Switching comments

Recovered from the Wayback Machine.

I’m updating my PHP system, which is breaking dotcomments. So, I’m in the process of converting comments over to Movable Type. Until I’m finished, you won’t be able to post new comments.

Update: The comments system has now been converted over to Movable Type comments. You’ll have to check out the styles of the comments in both the main page and on the individual pages. Let me know if they don’t display well in your OS and with your browser.

I also listened to the discussion about calendars and I was so inspired, I removed my calendar from the main page without a second thought. Jonathon, you’re such a trendsetter, a weblogging stylist head of the pack. Alpha Designer.

You can still access previous postings through the monthly or category archives, though I only see the category archives used. Perhaps the next step is to remove the monthly archives and add in searching.

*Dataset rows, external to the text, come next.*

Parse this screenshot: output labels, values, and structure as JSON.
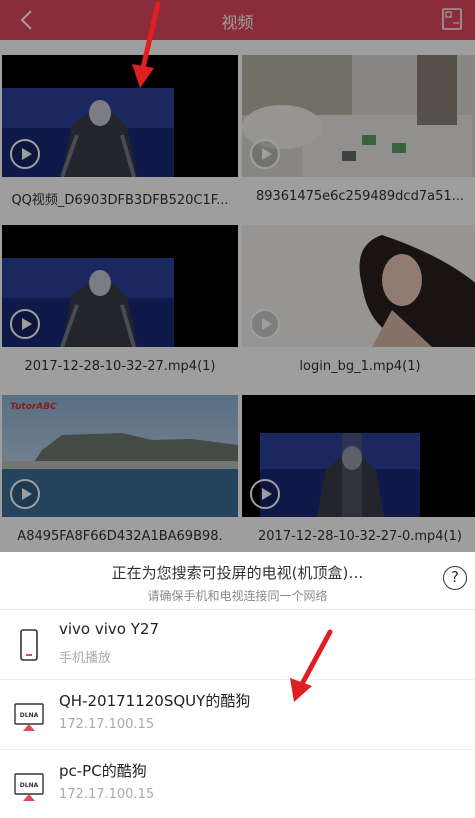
{
  "header": {
    "title": "视频"
  },
  "videos": [
    {
      "name": "QQ视频_D6903DFB3DFB520C1F..."
    },
    {
      "name": "89361475e6c259489dcd7a51..."
    },
    {
      "name": "2017-12-28-10-32-27.mp4(1)"
    },
    {
      "name": "login_bg_1.mp4(1)"
    },
    {
      "name": "A8495FA8F66D432A1BA69B98."
    },
    {
      "name": "2017-12-28-10-32-27-0.mp4(1)"
    }
  ],
  "thumb_watermark": "TutorABC",
  "sheet": {
    "title": "正在为您搜索可投屏的电视(机顶盒)…",
    "subtitle": "请确保手机和电视连接同一个网络",
    "help": "?"
  },
  "devices": [
    {
      "name": "vivo vivo Y27",
      "sub": "手机播放",
      "icon": "phone-icon"
    },
    {
      "name": "QH-20171120SQUY的酷狗",
      "sub": "172.17.100.15",
      "icon": "dlna-tv-icon",
      "icon_label": "DLNA"
    },
    {
      "name": "pc-PC的酷狗",
      "sub": "172.17.100.15",
      "icon": "dlna-tv-icon",
      "icon_label": "DLNA"
    }
  ],
  "colors": {
    "topbar": "#e0485e",
    "arrow": "#e02020",
    "dlna": "#e0485e"
  }
}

Now, on to muck up my PHP environment to add namespace parsing of XML.


Black and White picture show

Recovered from the Wayback Machine.

I pulled together some of the black & white photos from the trip into a little show.

I don’t have a particular ‘style’ of photography, but I do know that I’ll never be a ‘people’ photographer. When I run into interesting people, the camera sits forgotten as I chat, watch, listen.

In Bozeman I ran into a group of kids, modern day flower children, outside a gas station. They were playing music, dancing, trying to get enough money to buy gas to make their way home. One of the women, girl really, had long blond dreadlocks, gauzy skirt and tops, and with absolutely beautify tattoos over her stomach and over both arms. Intricate, traditionally colored tattoos with a strong Eastern accent.

If I were a ‘people’ photographer, I would have taken her picture and pictures of the others. But I didn’t. What I did do was sit with them for a while, hear their stories, listen to their not particularly good guitar playing, and give them a few bucks when I left. As I was driving away, one of the boys, mohawk haircut artfully colored, flashed me a huge smile and waved, and another of the girls ran up with a flower for me that she had plucked from the gas station flower bed. I left to the faint sounds of “Take care, sister!”—driving away with a smile that lasted at least 200 miles.

So, no pictures of dread locked tattooed blond innocence, or the looks on the faces of the people walking past, or the quiet giant in linen shirt and jeans who silently held out a can in one hand and an empty gas container in the other, or the boy singing folk songs as the others danced about.

I guess my photography will go in other directions. For now.